- EXERCISE AIM
Looking at the entries below, how many lines include the word "this"? Answer with the number alone.
.....
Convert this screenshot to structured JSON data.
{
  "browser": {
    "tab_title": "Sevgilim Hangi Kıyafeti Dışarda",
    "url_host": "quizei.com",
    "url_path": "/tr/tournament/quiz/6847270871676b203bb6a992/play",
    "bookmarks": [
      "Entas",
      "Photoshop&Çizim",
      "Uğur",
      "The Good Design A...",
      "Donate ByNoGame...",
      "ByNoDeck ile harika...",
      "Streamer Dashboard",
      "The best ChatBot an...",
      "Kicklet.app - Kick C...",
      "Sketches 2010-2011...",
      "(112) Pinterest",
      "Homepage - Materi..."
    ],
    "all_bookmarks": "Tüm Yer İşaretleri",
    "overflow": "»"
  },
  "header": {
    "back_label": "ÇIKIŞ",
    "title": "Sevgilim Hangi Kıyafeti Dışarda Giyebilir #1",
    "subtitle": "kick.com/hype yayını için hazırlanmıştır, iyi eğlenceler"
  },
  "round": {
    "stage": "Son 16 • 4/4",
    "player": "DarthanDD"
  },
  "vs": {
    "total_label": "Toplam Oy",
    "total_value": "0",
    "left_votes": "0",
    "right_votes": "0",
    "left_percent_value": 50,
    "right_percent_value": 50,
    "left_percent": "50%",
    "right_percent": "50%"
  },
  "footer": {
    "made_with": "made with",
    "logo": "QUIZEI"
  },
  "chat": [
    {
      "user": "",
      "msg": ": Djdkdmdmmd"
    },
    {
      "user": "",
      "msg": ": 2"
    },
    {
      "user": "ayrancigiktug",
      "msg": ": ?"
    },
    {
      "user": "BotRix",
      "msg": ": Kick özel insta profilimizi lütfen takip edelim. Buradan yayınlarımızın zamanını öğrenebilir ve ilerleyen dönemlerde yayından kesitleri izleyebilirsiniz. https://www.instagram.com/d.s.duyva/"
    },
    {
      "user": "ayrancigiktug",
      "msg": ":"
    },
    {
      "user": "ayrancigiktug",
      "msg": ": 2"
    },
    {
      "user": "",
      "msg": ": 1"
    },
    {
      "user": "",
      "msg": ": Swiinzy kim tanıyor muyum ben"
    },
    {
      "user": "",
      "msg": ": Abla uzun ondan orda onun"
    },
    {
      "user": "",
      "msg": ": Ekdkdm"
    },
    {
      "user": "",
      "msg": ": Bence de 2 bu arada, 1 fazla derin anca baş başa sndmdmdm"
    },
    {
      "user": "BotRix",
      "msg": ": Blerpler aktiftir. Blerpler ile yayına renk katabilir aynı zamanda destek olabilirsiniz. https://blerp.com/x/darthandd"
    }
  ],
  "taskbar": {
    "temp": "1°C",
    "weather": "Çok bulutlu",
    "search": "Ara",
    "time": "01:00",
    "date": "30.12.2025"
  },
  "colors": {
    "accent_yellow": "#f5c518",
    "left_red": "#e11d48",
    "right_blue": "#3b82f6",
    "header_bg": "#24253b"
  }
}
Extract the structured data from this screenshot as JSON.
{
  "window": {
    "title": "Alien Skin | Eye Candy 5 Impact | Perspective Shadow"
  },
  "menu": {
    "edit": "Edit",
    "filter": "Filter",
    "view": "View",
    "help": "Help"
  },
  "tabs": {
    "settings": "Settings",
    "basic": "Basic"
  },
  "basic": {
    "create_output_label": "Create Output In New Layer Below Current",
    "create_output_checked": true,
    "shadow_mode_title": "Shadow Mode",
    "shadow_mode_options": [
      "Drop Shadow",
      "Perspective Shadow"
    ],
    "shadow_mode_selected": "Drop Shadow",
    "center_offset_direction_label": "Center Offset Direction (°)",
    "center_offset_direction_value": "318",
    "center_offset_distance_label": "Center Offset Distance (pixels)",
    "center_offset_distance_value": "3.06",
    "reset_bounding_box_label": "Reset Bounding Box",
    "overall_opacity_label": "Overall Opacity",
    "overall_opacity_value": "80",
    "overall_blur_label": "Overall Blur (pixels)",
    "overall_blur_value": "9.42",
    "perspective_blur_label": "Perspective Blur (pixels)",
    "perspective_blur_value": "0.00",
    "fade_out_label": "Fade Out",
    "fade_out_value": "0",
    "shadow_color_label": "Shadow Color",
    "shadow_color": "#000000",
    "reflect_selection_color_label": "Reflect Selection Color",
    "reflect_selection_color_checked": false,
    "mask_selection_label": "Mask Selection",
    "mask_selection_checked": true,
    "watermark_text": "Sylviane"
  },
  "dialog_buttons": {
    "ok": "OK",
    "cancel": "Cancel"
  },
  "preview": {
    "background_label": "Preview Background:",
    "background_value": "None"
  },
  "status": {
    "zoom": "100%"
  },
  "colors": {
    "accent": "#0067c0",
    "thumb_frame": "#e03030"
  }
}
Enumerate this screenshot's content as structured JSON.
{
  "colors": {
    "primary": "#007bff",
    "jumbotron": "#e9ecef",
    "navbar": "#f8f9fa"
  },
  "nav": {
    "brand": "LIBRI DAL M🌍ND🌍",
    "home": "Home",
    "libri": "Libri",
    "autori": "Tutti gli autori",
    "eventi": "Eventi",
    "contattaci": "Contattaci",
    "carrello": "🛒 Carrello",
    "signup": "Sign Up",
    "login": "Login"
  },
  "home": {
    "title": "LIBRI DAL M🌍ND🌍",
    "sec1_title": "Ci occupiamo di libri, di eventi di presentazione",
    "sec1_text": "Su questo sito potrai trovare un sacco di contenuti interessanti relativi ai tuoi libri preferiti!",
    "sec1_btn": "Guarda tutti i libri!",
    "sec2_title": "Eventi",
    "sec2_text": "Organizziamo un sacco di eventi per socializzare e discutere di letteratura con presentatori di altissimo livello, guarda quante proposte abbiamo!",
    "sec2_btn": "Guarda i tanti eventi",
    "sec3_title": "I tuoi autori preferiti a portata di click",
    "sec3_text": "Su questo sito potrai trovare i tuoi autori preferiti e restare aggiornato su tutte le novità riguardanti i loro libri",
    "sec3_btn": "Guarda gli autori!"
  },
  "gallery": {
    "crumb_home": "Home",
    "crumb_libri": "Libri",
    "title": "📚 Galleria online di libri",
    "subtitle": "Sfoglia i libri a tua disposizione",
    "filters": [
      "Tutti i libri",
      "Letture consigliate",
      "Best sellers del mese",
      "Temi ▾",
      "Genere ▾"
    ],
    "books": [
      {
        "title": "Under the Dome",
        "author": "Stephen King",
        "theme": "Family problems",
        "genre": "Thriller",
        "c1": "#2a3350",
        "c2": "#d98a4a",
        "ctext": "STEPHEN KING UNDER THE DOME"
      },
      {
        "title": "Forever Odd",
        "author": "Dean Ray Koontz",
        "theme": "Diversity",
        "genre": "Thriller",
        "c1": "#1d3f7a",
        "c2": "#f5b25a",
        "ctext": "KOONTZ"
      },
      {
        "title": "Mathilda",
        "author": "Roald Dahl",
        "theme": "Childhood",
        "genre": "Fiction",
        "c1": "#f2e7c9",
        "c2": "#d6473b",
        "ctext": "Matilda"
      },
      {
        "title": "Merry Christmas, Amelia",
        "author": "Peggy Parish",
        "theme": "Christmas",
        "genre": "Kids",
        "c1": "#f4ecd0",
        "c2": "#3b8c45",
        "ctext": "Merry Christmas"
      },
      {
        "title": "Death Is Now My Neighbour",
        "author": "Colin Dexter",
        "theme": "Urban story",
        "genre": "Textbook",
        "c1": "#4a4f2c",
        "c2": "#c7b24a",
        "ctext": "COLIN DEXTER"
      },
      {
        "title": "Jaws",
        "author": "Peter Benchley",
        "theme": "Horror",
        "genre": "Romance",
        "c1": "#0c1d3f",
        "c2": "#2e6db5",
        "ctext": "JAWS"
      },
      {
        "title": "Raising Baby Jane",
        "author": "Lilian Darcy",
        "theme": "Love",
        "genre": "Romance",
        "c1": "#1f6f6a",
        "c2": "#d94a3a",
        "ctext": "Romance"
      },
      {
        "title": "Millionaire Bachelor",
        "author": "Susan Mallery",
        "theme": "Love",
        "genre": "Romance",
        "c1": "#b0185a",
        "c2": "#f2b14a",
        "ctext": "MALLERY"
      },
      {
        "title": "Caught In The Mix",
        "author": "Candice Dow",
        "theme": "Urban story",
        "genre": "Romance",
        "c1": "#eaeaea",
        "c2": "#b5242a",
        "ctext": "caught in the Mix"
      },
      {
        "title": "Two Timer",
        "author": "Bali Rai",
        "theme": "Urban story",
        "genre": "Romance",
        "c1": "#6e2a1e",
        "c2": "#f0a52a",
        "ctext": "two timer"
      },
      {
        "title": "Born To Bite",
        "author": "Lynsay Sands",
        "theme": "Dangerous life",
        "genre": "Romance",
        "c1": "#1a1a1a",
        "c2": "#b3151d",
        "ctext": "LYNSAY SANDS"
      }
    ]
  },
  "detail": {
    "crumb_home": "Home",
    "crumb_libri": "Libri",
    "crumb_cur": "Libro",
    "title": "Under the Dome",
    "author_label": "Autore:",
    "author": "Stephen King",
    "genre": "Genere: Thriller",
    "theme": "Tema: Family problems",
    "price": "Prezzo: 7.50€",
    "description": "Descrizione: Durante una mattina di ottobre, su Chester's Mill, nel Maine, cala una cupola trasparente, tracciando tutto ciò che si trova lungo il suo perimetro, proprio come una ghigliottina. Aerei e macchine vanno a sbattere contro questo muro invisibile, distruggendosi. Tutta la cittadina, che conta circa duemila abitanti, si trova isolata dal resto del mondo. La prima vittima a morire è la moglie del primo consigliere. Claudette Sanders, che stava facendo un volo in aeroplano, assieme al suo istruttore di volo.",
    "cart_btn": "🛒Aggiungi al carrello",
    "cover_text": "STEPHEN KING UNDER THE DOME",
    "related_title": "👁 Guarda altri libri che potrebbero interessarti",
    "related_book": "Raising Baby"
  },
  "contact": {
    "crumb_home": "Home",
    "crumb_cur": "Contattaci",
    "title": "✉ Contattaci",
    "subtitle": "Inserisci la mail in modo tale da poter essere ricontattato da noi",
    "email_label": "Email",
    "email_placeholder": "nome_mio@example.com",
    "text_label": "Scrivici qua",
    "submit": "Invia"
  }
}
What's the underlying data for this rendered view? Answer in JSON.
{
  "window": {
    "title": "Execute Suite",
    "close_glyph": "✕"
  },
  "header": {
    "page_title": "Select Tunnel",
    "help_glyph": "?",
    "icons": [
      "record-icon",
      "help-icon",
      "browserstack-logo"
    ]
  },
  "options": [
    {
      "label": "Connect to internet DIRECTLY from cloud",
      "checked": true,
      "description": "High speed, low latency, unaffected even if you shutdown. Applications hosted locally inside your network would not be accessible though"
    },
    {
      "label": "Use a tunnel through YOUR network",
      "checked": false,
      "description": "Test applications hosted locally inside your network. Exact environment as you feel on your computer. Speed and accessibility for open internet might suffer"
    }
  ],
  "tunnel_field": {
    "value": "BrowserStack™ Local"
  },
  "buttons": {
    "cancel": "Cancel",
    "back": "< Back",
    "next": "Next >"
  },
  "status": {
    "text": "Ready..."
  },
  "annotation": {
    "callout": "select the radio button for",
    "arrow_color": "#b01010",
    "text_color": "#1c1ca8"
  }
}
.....
- RESPONSE BOX
4